As part of the children's routine emphasis was placed on 'clean habits, an afternoon sleep, body building and mentally exercising games' and with two upstairs rooms converted to make the nursery school, the main room contained beds and toys with the smaller room fitted out so that each child had their own place for a toothbrush, comb and towels.

A little picture, each one different, identified each child's place and the same picture was by each clothes peg.

Teachers painted the children's chairs bright pink and green and the left over paint was used on the walls.

In 1942 the popular troop concerts continued and for the 30th of the season drew a record audience of 150.

The ladies who under Mrs S Whitlock managed the catering, were all cheered.

In November 1942 a former member of the church and the Boys Brigade, Cpl Reginald Keen, Royal Engineers, wrote recalling a day in the Mediterranean.

"Returning to Egypt from Crete we were under attack for 12 hours and after we sustained three direct hits I saw men who I thought were hard cases praying.

"If people rag you it is all bluff.
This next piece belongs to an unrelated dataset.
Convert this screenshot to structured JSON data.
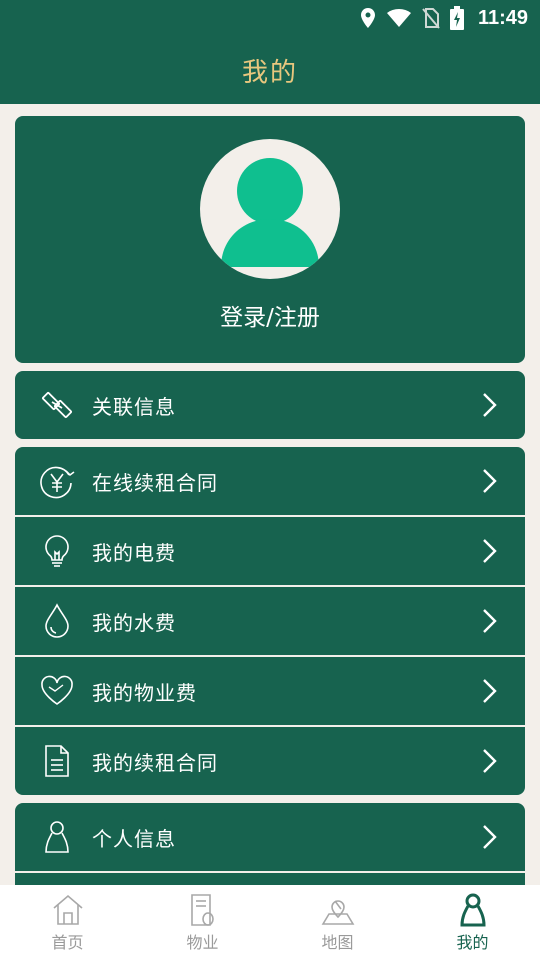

Call it and they will respect you all the more!"

In March the church received a letter from Private Fred Marsden who wrote on behalf of 'all the boys who used to be in Bletchley' and many of whom attended the 7.30 concerts.

"What would we give to be sitting in the Baptist Schoolroom when the cakes and buns and all those things we now miss very much came round."

One of his comrades still had the caricatures he sketched during the performances.

By June 13, 1945 and the end of the war in Europe the people of the Baptist Church bid farewell to Miss B Eden the headmistress of the Ecclesbourne Road Infants School.